Over $3 Million Awarded for NJ Conservation
PHILADELPHIA, PA, 6/13/01 – The William Penn Foundation has announced grants totaling $3.41 million to three New Jersey organizations to improve the management and protection of important habitat and watershed lands in the Garden State.
Grants are being awarded to:
- The Trust for Public Land, Morristown, N.J.; $1.1 million over two years to create a greenway from the Delaware River to Barnegat Bay.
- The Nature Conservancy of New Jersey, Chester, N.J.; $1.65 million over three years toward acquisition and management of threatened natural areas in the Delaware Bayshores, Pine Barrens, and Skylands regions.
- The New Jersey Conservation Foundation, Far Hills, N.J.; $660,000 over two years to improve coordination of public and private planning, policy, and preservation efforts in the Delaware Bay Watershed and the Delaware River Corridor.
“New Jersey has some of our region’s most precious natural resources that we need to protect now for future generations,” said Dr. Janet Haas, president of the William Penn Foundation. “These three organizations have a strong track record of success in forming partnerships with public and private agencies in order to leverage resources and protect New Jersey’s watershed lands.”
From 1986 to 1995, developed land in New Jersey increased by 14 percent, while the population grew only 4.5 percent; some 85 percent of state waterways were deemed too polluted for fishing or swimming; and nearly one-third of vertebrate animal species and native plant species were designated rare or endangered.
The grants announced today bring William Penn Foundation support of the three organizations to nearly $10 million since 1987. These grants are intended to help the state to achieve its 10-year goal of protecting 1 million acres of farmland and open space.
Each organization announced the following plans for its grant:
The Nature Conservancy of New Jersey Michael Catania, Executive Director; (908) 879-7262
The Nature Conservancy of New Jersey will protect at least 1,000 acres, valued at more than $6 million, in three areas of New Jersey that fall within the Foundation’s grantmaking region – the Delaware Bayshores, Pine Barrens, and Skylands – by matching the Foundation’s grant with local, state and federal public funds and private contributions of cash and gifts of land.
Trust for Public Land Leigh Rae, Director; (973) 292-1100
The Trust for Public Land will work with local communities to create a greenway from the Delaware River to the Barnegat Bay. Foundation support will be used toward greenway planning and the acquisition of key sites with special emphasis on linking existing protected public parklands in Camden and Ocean counties.
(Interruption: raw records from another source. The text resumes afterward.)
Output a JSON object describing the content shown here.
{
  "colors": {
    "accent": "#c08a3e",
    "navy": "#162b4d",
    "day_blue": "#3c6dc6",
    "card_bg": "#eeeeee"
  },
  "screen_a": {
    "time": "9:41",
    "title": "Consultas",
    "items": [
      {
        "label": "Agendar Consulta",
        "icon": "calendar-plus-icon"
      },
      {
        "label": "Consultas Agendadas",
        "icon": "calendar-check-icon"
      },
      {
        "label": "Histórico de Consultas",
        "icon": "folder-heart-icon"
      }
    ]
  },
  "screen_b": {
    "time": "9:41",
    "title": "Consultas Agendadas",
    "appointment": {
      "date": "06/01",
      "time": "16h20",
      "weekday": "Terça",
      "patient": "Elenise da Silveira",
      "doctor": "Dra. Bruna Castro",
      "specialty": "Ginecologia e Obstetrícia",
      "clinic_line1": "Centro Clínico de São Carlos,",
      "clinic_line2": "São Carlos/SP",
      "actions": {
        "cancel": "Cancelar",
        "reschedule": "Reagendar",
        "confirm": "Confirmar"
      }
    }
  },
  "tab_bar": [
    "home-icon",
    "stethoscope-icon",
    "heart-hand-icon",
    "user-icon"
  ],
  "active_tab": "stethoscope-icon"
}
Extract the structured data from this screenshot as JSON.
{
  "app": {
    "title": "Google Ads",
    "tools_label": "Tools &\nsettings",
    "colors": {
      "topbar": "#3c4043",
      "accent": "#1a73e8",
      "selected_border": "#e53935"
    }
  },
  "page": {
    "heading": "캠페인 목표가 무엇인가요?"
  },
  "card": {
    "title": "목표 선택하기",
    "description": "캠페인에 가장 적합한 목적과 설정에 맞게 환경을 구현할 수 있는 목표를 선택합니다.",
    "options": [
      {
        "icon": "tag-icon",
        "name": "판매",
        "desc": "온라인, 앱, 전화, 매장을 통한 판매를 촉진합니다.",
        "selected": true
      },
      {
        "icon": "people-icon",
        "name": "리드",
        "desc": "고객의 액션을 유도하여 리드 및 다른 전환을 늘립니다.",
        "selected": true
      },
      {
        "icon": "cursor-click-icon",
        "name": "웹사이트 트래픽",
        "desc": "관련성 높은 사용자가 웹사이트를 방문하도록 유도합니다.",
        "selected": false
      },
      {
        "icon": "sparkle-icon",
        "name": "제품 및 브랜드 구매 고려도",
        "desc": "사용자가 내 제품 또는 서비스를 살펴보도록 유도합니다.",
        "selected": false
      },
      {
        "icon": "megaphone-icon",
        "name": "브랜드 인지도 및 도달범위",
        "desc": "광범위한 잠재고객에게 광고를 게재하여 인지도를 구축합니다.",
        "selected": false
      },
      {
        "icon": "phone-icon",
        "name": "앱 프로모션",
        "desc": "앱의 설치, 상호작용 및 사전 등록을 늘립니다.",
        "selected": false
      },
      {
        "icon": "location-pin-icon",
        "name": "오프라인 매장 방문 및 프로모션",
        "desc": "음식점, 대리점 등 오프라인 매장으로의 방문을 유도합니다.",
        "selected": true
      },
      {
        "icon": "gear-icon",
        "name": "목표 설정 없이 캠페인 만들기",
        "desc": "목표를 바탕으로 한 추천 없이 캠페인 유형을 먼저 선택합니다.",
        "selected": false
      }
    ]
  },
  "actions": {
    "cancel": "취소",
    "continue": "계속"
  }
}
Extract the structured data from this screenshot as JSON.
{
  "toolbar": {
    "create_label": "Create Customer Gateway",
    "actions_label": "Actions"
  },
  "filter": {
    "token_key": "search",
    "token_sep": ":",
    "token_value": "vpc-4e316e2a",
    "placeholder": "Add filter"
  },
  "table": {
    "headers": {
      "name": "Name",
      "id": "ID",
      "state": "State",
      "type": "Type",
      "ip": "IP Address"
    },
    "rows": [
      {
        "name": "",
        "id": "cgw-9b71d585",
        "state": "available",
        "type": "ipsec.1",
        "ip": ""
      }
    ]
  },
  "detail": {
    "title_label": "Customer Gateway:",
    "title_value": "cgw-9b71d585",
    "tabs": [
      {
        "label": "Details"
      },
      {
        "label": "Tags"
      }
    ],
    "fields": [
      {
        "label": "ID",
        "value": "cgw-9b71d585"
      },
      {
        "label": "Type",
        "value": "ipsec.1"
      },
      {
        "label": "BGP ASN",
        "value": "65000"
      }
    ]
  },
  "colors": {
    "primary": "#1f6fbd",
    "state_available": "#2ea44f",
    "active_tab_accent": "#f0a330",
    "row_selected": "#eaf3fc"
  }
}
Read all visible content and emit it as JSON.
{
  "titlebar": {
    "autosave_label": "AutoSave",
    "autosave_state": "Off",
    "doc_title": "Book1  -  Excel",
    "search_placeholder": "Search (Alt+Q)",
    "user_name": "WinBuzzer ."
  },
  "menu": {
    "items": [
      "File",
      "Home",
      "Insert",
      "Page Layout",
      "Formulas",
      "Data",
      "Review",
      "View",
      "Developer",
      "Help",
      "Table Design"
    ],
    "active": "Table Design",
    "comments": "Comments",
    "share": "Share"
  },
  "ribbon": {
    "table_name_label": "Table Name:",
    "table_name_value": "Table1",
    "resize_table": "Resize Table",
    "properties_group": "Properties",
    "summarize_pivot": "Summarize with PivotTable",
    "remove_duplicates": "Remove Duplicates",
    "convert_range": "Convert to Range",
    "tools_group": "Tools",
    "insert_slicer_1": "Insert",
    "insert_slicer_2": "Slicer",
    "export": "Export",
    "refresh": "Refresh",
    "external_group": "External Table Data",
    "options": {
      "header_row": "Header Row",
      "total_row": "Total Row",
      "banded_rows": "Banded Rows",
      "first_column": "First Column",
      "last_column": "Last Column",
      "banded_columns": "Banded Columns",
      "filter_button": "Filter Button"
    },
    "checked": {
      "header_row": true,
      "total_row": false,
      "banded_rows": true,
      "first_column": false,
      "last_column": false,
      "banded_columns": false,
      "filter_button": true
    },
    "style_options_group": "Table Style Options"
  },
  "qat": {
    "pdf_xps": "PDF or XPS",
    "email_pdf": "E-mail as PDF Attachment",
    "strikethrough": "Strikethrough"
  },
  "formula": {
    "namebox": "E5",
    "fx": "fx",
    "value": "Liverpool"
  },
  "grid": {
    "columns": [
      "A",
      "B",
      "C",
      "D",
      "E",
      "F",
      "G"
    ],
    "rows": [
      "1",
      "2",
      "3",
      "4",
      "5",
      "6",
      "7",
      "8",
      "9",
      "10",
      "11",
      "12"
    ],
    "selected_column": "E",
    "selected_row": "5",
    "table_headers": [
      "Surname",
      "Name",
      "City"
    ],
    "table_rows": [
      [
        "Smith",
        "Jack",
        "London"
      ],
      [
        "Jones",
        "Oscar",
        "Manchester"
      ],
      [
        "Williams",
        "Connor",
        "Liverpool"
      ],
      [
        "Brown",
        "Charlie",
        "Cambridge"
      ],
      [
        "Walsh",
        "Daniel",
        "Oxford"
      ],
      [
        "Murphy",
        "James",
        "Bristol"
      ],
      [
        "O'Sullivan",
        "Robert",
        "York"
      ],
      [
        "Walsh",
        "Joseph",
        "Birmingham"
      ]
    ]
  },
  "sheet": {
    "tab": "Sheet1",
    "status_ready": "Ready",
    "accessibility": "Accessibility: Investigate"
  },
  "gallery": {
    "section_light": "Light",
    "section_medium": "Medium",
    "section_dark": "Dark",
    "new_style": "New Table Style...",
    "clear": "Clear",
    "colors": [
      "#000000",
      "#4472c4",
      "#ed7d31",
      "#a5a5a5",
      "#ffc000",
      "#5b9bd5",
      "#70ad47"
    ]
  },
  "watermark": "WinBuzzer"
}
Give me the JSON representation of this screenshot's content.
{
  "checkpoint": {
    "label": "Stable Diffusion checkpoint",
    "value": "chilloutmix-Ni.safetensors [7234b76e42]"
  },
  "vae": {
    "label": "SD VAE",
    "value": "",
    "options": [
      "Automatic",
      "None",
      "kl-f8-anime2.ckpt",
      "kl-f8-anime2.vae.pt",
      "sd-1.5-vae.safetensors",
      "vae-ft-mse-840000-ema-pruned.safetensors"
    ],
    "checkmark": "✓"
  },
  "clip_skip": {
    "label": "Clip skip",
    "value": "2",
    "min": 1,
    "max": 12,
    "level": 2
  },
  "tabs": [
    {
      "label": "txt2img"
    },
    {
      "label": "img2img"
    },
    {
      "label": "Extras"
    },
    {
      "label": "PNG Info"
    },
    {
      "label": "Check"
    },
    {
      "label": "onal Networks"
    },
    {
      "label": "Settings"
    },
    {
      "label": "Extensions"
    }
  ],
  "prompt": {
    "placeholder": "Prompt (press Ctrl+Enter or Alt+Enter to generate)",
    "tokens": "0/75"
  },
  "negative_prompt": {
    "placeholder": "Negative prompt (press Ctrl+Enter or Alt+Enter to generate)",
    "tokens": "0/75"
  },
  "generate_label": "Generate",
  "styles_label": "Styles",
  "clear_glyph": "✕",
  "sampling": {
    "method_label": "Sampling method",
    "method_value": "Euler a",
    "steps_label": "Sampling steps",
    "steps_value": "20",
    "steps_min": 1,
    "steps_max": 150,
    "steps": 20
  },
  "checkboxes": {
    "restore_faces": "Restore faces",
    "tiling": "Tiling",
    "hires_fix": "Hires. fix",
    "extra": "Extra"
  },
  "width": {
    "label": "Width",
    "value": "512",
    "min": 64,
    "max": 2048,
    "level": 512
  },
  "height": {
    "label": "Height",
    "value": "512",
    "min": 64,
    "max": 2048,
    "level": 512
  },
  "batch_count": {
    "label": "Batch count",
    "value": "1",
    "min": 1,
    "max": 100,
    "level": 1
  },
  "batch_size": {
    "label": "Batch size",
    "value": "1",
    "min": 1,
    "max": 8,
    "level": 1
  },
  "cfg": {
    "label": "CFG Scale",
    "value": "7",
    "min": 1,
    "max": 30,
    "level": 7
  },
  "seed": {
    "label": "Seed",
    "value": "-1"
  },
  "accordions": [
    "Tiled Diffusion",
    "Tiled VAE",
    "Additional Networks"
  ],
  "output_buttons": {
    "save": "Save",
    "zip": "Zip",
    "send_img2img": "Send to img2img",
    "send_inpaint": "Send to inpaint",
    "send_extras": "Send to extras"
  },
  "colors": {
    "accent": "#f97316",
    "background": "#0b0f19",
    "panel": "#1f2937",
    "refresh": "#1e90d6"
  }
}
Funds were provided through this initiative for the Trust for Public Land’s first acquisition in Camden County, a 49-acre parcel in Voorhees Township to be used for a township park.
New Jersey Conservation Foundation Michele S. Byers, Executive Director; (908) 234-1225
In addition to continuing its land acquisition efforts in partnership with the state and other land trusts, the New Jersey Conservation Foundation will provide assistance to local public and private agencies to promote better multi-municipal and regional cooperation and to build the capacity of land trusts to meet the state’s goal of protecting 1 million acres.
The William Penn Foundation promotes understanding of and action on important issues facing the Philadelphia region, in order to advance dynamic and diverse communities that provide meaningful opportunity, and to improve the region’s quality of life. Through its grantmaking and other efforts, the Foundation strengthens children’s future, fosters rich cultural expression, and deepens connections to nature and community.
The Foundation funds proposals from nonprofits working in Arts and Culture; Children, Youth, and Families; and Environment and Communities, and it seeks dialogue with organizations and others concerned about our communities. For more information, call 215-988-1830; e-mail to firstname.lastname@example.org; or visit The William Penn Foundation.
The William Penn Foundation, with assets of $1 billion, was founded in 1945 by Otto and Phoebe Haas.